[Website and app data records]
=-=-=

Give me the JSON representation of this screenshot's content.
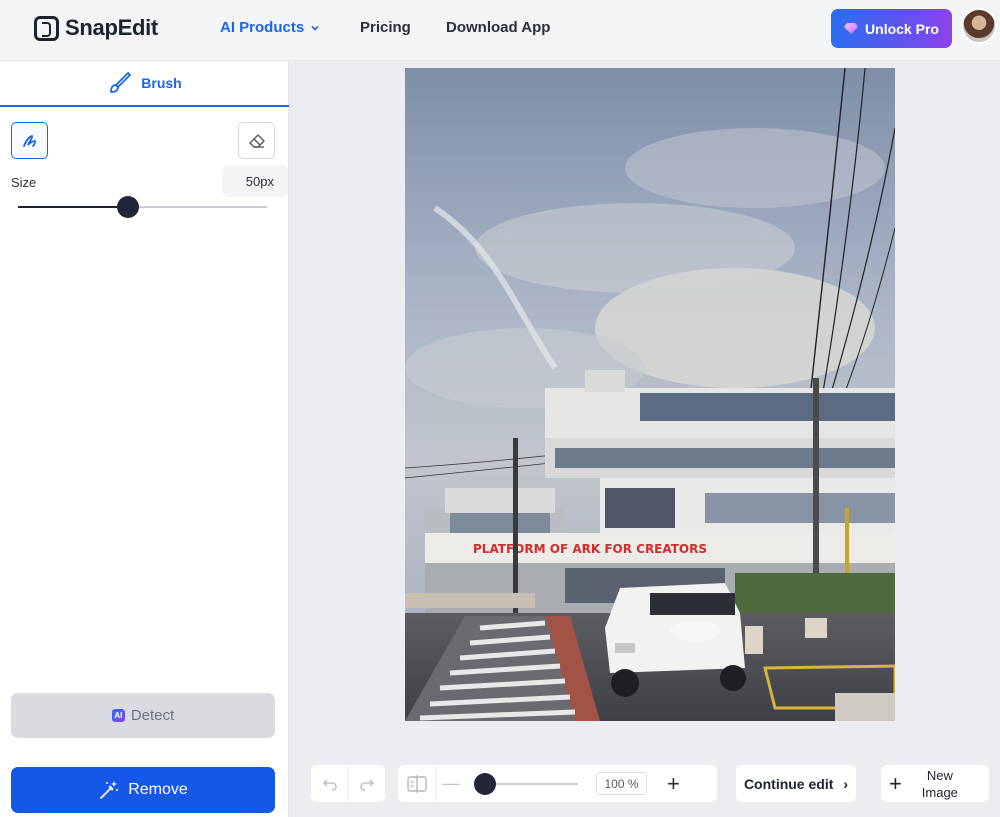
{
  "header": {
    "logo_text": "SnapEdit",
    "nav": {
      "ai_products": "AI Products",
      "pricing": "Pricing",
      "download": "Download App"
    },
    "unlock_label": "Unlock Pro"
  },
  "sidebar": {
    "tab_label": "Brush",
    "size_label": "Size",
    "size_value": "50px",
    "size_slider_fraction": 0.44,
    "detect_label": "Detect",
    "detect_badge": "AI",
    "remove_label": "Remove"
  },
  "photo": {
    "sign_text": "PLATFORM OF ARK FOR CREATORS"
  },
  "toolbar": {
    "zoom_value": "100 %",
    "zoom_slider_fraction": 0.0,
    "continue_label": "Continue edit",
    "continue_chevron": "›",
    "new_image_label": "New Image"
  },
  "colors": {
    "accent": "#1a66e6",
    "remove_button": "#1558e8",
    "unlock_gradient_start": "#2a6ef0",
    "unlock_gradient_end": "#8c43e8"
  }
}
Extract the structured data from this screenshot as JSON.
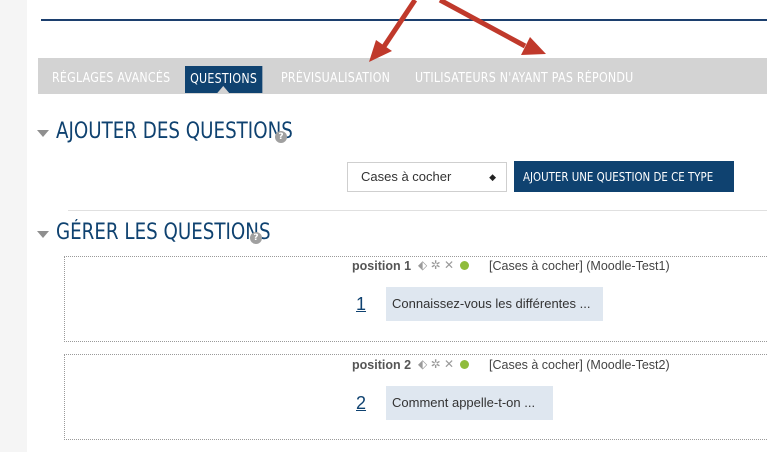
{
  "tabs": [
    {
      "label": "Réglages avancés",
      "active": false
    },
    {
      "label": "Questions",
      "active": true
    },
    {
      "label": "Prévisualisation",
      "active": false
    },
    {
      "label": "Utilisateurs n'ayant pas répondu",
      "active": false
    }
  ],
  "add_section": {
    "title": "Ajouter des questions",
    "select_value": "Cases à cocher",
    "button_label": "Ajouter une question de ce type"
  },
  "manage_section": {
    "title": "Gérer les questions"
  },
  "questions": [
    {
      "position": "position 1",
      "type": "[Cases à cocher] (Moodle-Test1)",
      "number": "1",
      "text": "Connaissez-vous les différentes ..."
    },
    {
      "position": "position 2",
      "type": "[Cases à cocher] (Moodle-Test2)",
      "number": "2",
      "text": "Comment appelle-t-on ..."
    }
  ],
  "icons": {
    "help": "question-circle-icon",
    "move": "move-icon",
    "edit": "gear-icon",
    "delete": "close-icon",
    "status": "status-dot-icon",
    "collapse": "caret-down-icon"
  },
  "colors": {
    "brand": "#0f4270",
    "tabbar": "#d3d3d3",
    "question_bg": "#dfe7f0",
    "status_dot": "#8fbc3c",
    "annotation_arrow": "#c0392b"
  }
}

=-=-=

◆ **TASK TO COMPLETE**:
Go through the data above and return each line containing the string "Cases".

◆ **EXERCISE SOLUTION**:
    "select_value": "Cases à cocher",
      "type": "[Cases à cocher] (Moodle-Test1)",
      "type": "[Cases à cocher] (Moodle-Test2)",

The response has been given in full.